— INSTRUCTIONS FOR THE TASK —
Give the total number of lines in the data below that include "HIGH", and nothing else.

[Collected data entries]
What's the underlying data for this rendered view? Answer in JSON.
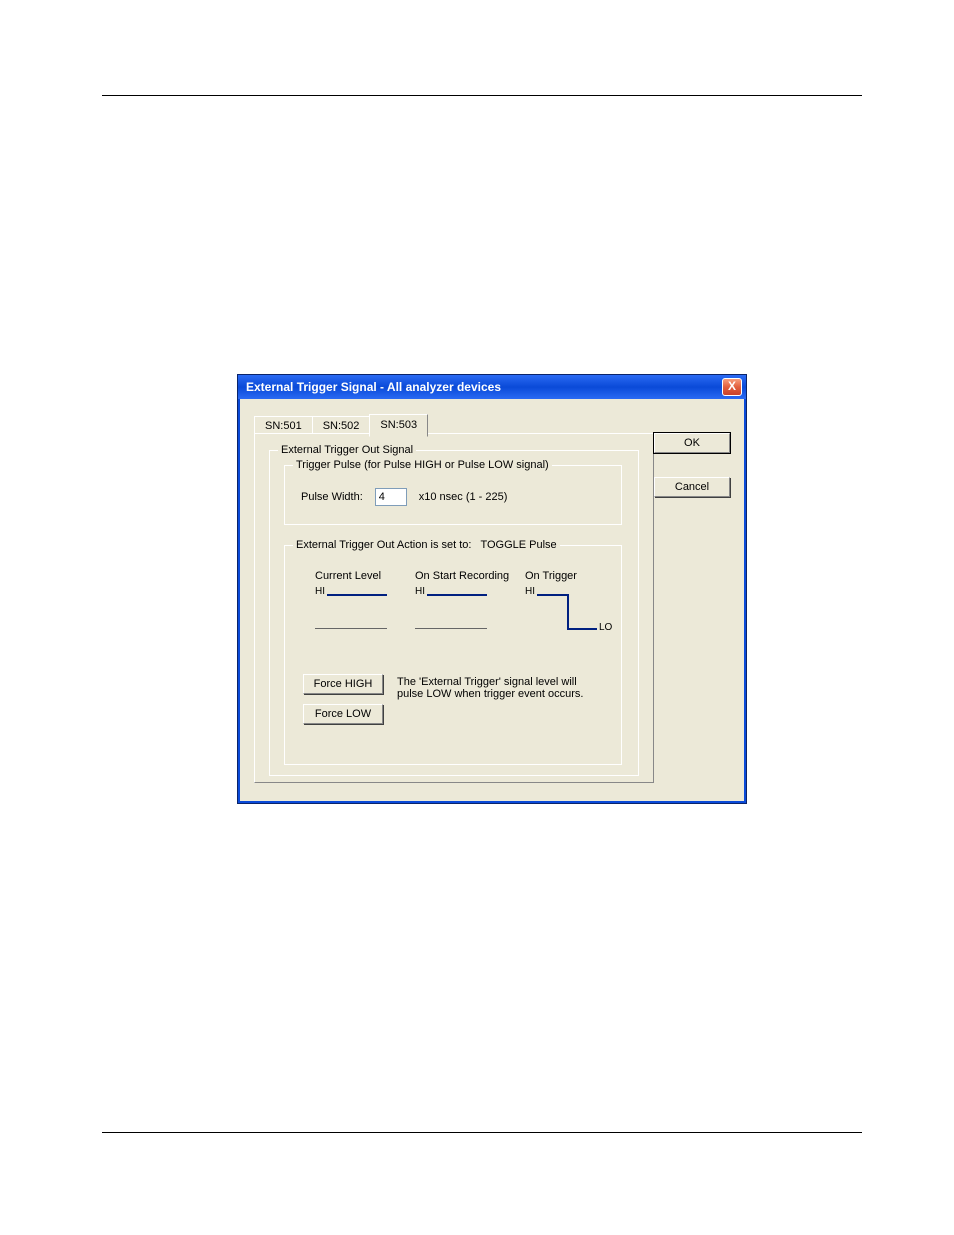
{
  "dialog": {
    "title": "External Trigger Signal - All analyzer devices",
    "close_symbol": "X"
  },
  "tabs": [
    {
      "label": "SN:501",
      "active": false
    },
    {
      "label": "SN:502",
      "active": false
    },
    {
      "label": "SN:503",
      "active": true
    }
  ],
  "group_out": {
    "legend": "External Trigger Out Signal",
    "pulse_group_legend": "Trigger Pulse (for Pulse HIGH or Pulse LOW signal)",
    "pulse_width_label": "Pulse Width:",
    "pulse_width_value": "4",
    "pulse_width_units": "x10 nsec (1 - 225)"
  },
  "action": {
    "legend_prefix": "External Trigger Out Action is set to:",
    "legend_value": "TOGGLE Pulse",
    "col_current": "Current Level",
    "col_start": "On Start Recording",
    "col_trigger": "On Trigger",
    "hi": "HI",
    "lo": "LO",
    "force_high": "Force HIGH",
    "force_low": "Force LOW",
    "explain": "The 'External Trigger' signal level will pulse LOW when trigger event occurs."
  },
  "buttons": {
    "ok": "OK",
    "cancel": "Cancel"
  }
}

— RESULT —
2